■ **TASK BRIEF**
What is needed is an exact repeat of the entries, with no pictures in it.

■ **DATASET ENTRIES**
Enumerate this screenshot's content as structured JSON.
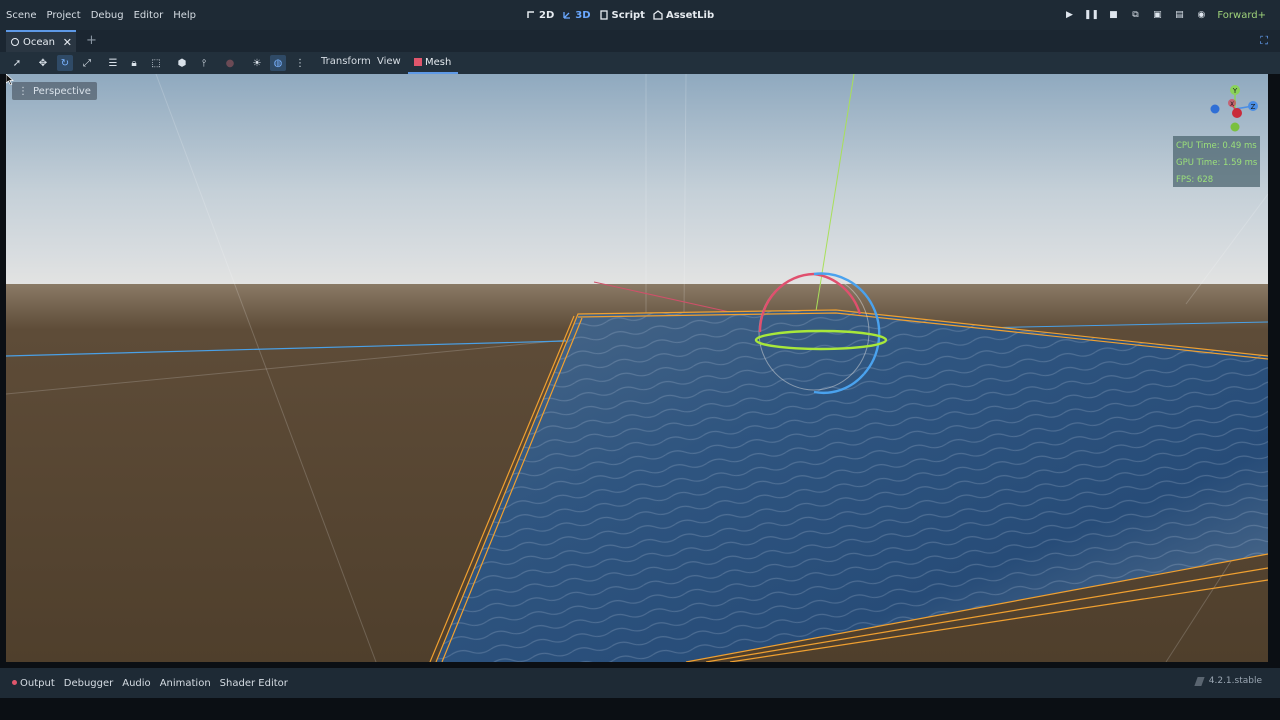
{
  "menu": [
    "Scene",
    "Project",
    "Debug",
    "Editor",
    "Help"
  ],
  "workspaces": [
    {
      "label": "2D",
      "icon": "2d-icon",
      "active": false
    },
    {
      "label": "3D",
      "icon": "3d-icon",
      "active": true
    },
    {
      "label": "Script",
      "icon": "script-icon",
      "active": false
    },
    {
      "label": "AssetLib",
      "icon": "assetlib-icon",
      "active": false
    }
  ],
  "renderer": "Forward+",
  "scene_tab": {
    "label": "Ocean"
  },
  "toolbar": {
    "transform_label": "Transform",
    "view_label": "View",
    "mesh_label": "Mesh"
  },
  "viewport": {
    "perspective_label": "Perspective",
    "stats": {
      "cpu": "CPU Time: 0.49 ms",
      "gpu": "GPU Time: 1.59 ms",
      "fps": "FPS: 628"
    },
    "gizmo": {
      "x": "X",
      "y": "Y",
      "z": "Z"
    }
  },
  "bottom_tabs": [
    "Output",
    "Debugger",
    "Audio",
    "Animation",
    "Shader Editor"
  ],
  "version": "4.2.1.stable",
  "colors": {
    "accent": "#5e99e6",
    "stats_text": "#9be07a",
    "selection": "#f0a030"
  }
}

■ **ANSWER**
Enumerate this screenshot's content as structured JSON.
{
  "menu": [
    "Scene",
    "Project",
    "Debug",
    "Editor",
    "Help"
  ],
  "workspaces": [
    {
      "label": "2D",
      "icon": "2d-icon",
      "active": false
    },
    {
      "label": "3D",
      "icon": "3d-icon",
      "active": true
    },
    {
      "label": "Script",
      "icon": "script-icon",
      "active": false
    },
    {
      "label": "AssetLib",
      "icon": "assetlib-icon",
      "active": false
    }
  ],
  "renderer": "Forward+",
  "scene_tab": {
    "label": "Ocean"
  },
  "toolbar": {
    "transform_label": "Transform",
    "view_label": "View",
    "mesh_label": "Mesh"
  },
  "viewport": {
    "perspective_label": "Perspective",
    "stats": {
      "cpu": "CPU Time: 0.49 ms",
      "gpu": "GPU Time: 1.59 ms",
      "fps": "FPS: 628"
    },
    "gizmo": {
      "x": "X",
      "y": "Y",
      "z": "Z"
    }
  },
  "bottom_tabs": [
    "Output",
    "Debugger",
    "Audio",
    "Animation",
    "Shader Editor"
  ],
  "version": "4.2.1.stable",
  "colors": {
    "accent": "#5e99e6",
    "stats_text": "#9be07a",
    "selection": "#f0a030"
  }
}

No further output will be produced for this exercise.